of the story reminds me of the lighter sections in works like
Handel's Susanna. Mayr sets the piece for five high
voices - four sopranos and one mezzo-soprano - with a Sara's
father Raguel being played by a soprano.
is a delightful work and listening to it you can easily forget
its oratorio origins, except for the fact that text is in
Latin. Mayr writes a sequence of recitatives, arias, accompagnatos
and ensembles that cry out to be performed on the operatic
stage. There is a chorus, but its use is severely limited,
with choruses opening and closing the acts. Mayr's vocal writing
is quite operatic, with elaborate vocal lines.

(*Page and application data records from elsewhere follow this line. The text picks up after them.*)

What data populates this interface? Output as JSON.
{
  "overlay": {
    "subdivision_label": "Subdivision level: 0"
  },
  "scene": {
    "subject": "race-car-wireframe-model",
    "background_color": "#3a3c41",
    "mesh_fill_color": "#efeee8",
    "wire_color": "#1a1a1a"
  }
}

cast, under Franz Hauk, respond magnificently. The recording
is based on forces from Ingoldstadt, who have contributed
other Mayr recordings on Naxos. All five young singers are highly commendable and deal with Mayr's
more elaborate passage-work in neat, bravura fashion. Judith
Spiesser is firm voiced as Raguel, Sara's father, though inevitably
she sounds in no way masculine. Anna, Raguel's wife, is the
dignified Margriet Buchberger with Cornelia Hauk as Sara,
their daughter. Hauk has a very personable voice with a slight
mezzo-ish cast to it. Tobias is played in dignified fashion
by Stefanie Iranyi, and her firm voiced control does not shirk
when it comes to the more elaborate passages. Tobias and Sara's
duets are a total delight. Finally we have Susanne Bernhard
as a bright toned Archangel Raphael.
the cast respond well to the music, though there are odd moments
when it is obvious that slightly too much care is being taken
with the vocal lines. This, however, in no way inhibits the
charm which characterises this performance.
Hauk directs with a firm but gentle hand, getting decent performances
out of his choir and orchestra. Hauk has prepared the performing
edition for this performance, having done quite a bit of detective
work to track down the overture.
booklet includes four different articles, covering the music
and the historical background. These are all interesting and
illuminating, but better editing would have prevented the
same information being duplicated in different articles. The
synopsis is not quite as detailed, track by track, as is usual
with Naxos and interested listeners would be well
advised to download the libretto from the Naxos web site.
is a charming piece, charmingly performed. It is by no means
a masterpiece, but if you view it as a comic opera manqué,
then it is a delight.